The UAS system can detect very low levels of methane, below 2.5 kg/hr
Unmanned aviation business Flylogix and emissions sensor and analytics providers SeekOps have reached a key milestone in emissions quantification offshore, making routine verification available to operators for the first time.
In a recent field trial, their unique Unmanned Aerial System (UAS) and sensor delivered detection rates capable of verifying emission rates in line with the very low levels of methane associated with normal operations of many facilities in the North Sea (<2.5 kg/hr) Previous studies have relied upon survey aircraft with equipment normally used for research activities.

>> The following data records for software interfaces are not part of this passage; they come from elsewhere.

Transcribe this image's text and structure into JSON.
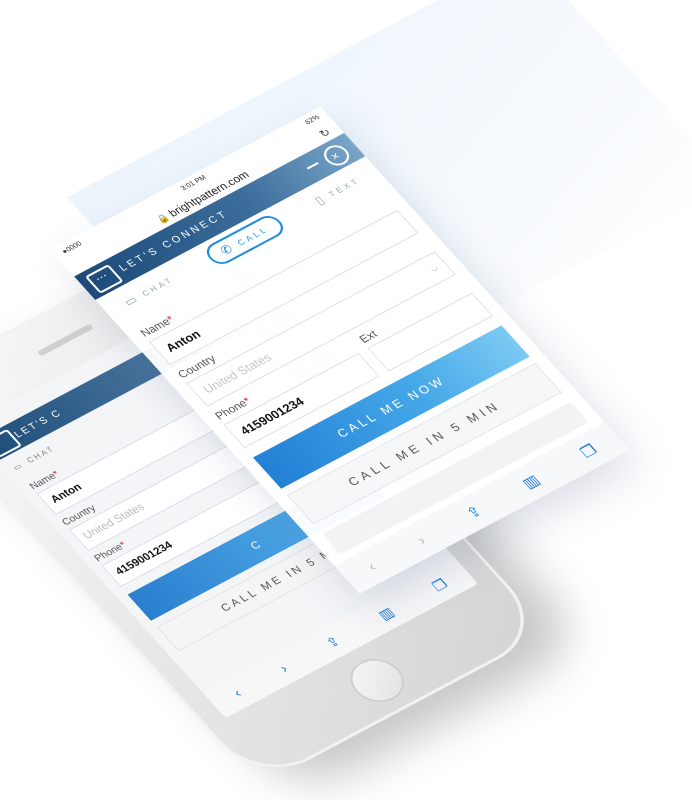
{
  "status": {
    "carrier": "●0000",
    "time": "3:01 PM",
    "battery": "62%"
  },
  "browser": {
    "url": "brightpattern.com",
    "reload_icon": "reload-icon",
    "lock_icon": "lock-icon"
  },
  "widget": {
    "title": "LET'S CONNECT",
    "tabs": [
      {
        "label": "CHAT",
        "icon": "chat-icon"
      },
      {
        "label": "CALL",
        "icon": "phone-icon"
      },
      {
        "label": "TEXT",
        "icon": "text-icon"
      }
    ],
    "form": {
      "name_label": "Name",
      "name_value": "Anton",
      "country_label": "Country",
      "country_value": "United States",
      "phone_label": "Phone",
      "phone_value": "4159001234",
      "ext_label": "Ext",
      "required_mark": "*"
    },
    "buttons": {
      "call_now": "CALL ME NOW",
      "call_later": "CALL ME IN 5 MIN"
    }
  },
  "back_screen": {
    "title": "LET'S C",
    "tab": "CHAT",
    "name_label": "Name",
    "name_value": "Anton",
    "country_label": "Country",
    "country_value": "United States",
    "phone_label": "Phone",
    "phone_value": "4159001234",
    "call_later": "CALL ME IN 5 MIN"
  },
  "toolbar": {
    "back": "‹",
    "forward": "›",
    "share_icon": "share-icon",
    "bookmarks_icon": "bookmarks-icon",
    "tabs_icon": "tabs-icon"
  },
  "colors": {
    "header": "#1d4a78",
    "accent": "#1f8ee0",
    "button": "#2380d6",
    "required": "#e02424"
  }
}
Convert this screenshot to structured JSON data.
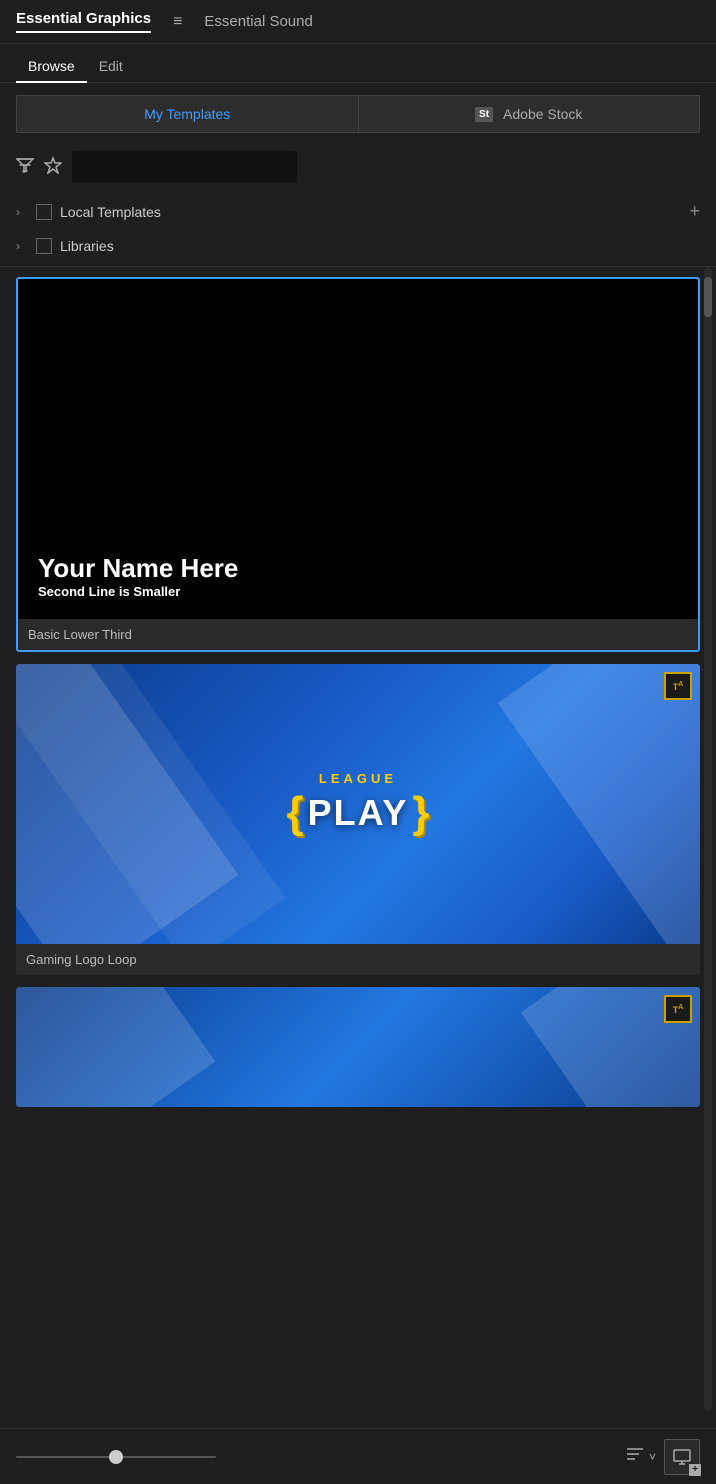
{
  "topNav": {
    "title": "Essential Graphics",
    "menuIcon": "≡",
    "secondary": "Essential Sound"
  },
  "tabs": [
    {
      "label": "Browse",
      "active": true
    },
    {
      "label": "Edit",
      "active": false
    }
  ],
  "toggleButtons": [
    {
      "label": "My Templates",
      "active": true
    },
    {
      "label": "Adobe Stock",
      "active": false,
      "stockIcon": "St"
    }
  ],
  "search": {
    "placeholder": ""
  },
  "folderRows": [
    {
      "label": "Local Templates",
      "hasAdd": true
    },
    {
      "label": "Libraries",
      "hasAdd": false
    }
  ],
  "templates": [
    {
      "name": "Basic Lower Third",
      "selected": true,
      "type": "basic",
      "previewText": "Your Name Here",
      "previewSub": "Second Line is Smaller"
    },
    {
      "name": "Gaming Logo Loop",
      "selected": false,
      "type": "gaming",
      "leagueText": "LEAGUE",
      "playText": "PLAY",
      "hasTABadge": true
    },
    {
      "name": "",
      "selected": false,
      "type": "third",
      "hasTABadge": true
    }
  ],
  "bottomBar": {
    "sortLabel": "Sort",
    "newItemTooltip": "New Item",
    "plusIcon": "+",
    "chevronDown": "˅"
  }
}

This breakthrough comes from an extended programme of rigorous offshore trials, testing and development of their UAS and methane measuring technology in the harsh and uncompromising environment of the North Sea.
This offshore methane measurement endeavour is part of a collaborative trial with significant support from energy majors, including bp, Total, Equinor, Harbour Energy and Shell. In discussion with the operators, Flylogix conducted a pan-UKCS asset review using data reported through the Environmental and Emissions Measurement System (EEMS), establishing the requirement for lower detection performance at 10 kg/hr. This became the initial target, with a stretch target of 3kg/hr.
In 2020, initial Flylogix and SeekOps trials west of Shetland demonstrated a lower detection threshold of 40kg/hr. Needing to reduce this threshold by order of magnitude, Flylogix and SeekOps – supported by OGTC, who helped accelerate the development and deployment of the technology – embarked on an ambitious development programme. After rigorous lab-testing by the SeekOps team, the new technology was trialled in the air at a Flylogix test facility. The project was green-lit, and offshore field trials commenced in March 2021. The first phase of field trials demonstrated a lower detection limit of 2.5kg/hr – a 93% increase in performance. The lower detection limit is influenced by variables including weather and stand-off distance from the asset. A series of controlled release measurement flights are now scheduled to validate these performance thresholds further. The trials continue with measurement across a wide range of asset types in the northern, central and southern North Sea and West of Shetland.
This represents a truly collaborative approach where the industry is driving the development and innovation cycle – this drive and collaboration will remain crucial over the coming years, enabling the global expansion of this unique solution. The sector continues its journey to verifying the emission numbers it reports.